[Website and app data records]
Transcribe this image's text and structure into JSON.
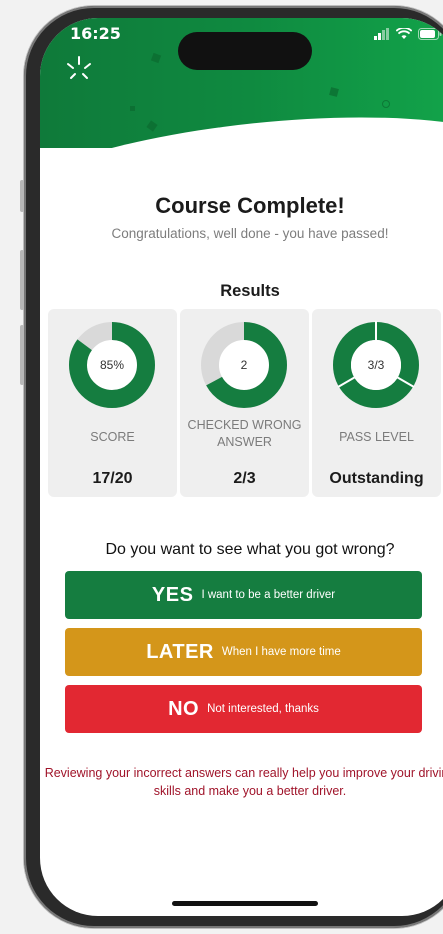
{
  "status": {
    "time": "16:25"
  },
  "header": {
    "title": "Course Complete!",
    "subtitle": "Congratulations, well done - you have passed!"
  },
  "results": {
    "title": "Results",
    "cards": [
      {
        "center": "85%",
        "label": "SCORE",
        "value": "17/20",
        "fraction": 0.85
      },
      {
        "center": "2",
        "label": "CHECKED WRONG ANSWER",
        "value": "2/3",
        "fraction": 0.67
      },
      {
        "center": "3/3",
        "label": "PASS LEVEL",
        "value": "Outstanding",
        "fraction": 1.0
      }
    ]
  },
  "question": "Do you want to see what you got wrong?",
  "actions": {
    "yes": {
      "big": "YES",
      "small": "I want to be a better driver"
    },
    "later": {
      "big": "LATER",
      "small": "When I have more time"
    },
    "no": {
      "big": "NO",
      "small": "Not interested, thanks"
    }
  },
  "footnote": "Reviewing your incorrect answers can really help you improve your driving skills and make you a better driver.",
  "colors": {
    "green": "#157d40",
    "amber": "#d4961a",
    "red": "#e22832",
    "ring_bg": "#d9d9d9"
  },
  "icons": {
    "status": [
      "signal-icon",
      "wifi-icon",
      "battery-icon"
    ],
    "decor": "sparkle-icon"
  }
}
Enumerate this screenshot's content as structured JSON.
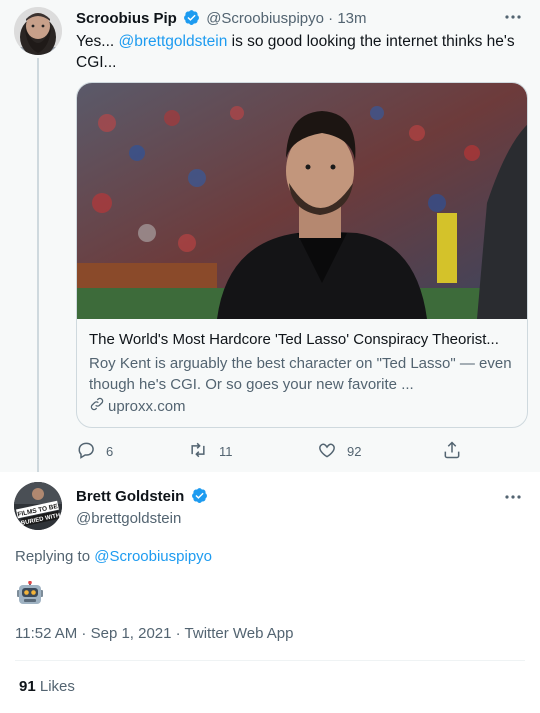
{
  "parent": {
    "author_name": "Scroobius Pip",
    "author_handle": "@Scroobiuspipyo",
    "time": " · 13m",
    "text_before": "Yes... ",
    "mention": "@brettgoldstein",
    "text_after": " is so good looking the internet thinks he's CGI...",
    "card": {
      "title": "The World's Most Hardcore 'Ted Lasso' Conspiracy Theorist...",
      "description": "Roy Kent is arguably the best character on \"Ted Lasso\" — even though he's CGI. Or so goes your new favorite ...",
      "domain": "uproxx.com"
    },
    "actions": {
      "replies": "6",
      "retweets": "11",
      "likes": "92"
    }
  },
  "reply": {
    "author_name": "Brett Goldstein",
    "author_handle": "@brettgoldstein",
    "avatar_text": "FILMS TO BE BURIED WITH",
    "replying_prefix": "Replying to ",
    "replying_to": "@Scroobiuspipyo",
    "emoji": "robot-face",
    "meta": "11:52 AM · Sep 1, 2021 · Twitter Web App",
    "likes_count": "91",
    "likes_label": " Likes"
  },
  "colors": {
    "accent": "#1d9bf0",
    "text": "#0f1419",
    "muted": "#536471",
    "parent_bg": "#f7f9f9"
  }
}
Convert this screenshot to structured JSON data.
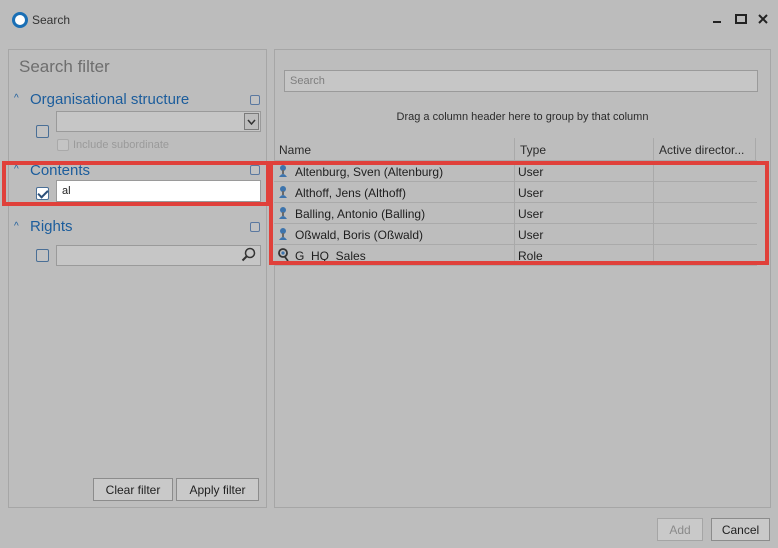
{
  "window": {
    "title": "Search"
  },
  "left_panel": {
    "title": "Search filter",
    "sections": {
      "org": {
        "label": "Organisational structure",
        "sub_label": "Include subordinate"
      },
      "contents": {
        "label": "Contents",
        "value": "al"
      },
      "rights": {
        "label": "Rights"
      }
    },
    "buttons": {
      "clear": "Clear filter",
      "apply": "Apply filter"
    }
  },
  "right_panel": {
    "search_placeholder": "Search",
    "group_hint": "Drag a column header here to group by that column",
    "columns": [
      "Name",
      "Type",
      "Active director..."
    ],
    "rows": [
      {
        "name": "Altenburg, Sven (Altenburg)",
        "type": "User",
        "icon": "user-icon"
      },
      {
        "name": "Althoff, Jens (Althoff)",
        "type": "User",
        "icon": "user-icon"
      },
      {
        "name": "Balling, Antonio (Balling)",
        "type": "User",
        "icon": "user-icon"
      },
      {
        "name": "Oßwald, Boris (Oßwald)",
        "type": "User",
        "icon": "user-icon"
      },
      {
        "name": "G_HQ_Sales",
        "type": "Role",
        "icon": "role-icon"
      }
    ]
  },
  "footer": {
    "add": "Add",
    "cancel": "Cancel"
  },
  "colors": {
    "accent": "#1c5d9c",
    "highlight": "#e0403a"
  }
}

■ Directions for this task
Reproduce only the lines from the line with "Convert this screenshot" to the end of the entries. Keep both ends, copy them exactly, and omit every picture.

■ Solution
Convert this screenshot to structured JSON data.
{
  "window": {
    "title": "Search"
  },
  "left_panel": {
    "title": "Search filter",
    "sections": {
      "org": {
        "label": "Organisational structure",
        "sub_label": "Include subordinate"
      },
      "contents": {
        "label": "Contents",
        "value": "al"
      },
      "rights": {
        "label": "Rights"
      }
    },
    "buttons": {
      "clear": "Clear filter",
      "apply": "Apply filter"
    }
  },
  "right_panel": {
    "search_placeholder": "Search",
    "group_hint": "Drag a column header here to group by that column",
    "columns": [
      "Name",
      "Type",
      "Active director..."
    ],
    "rows": [
      {
        "name": "Altenburg, Sven (Altenburg)",
        "type": "User",
        "icon": "user-icon"
      },
      {
        "name": "Althoff, Jens (Althoff)",
        "type": "User",
        "icon": "user-icon"
      },
      {
        "name": "Balling, Antonio (Balling)",
        "type": "User",
        "icon": "user-icon"
      },
      {
        "name": "Oßwald, Boris (Oßwald)",
        "type": "User",
        "icon": "user-icon"
      },
      {
        "name": "G_HQ_Sales",
        "type": "Role",
        "icon": "role-icon"
      }
    ]
  },
  "footer": {
    "add": "Add",
    "cancel": "Cancel"
  },
  "colors": {
    "accent": "#1c5d9c",
    "highlight": "#e0403a"
  }
}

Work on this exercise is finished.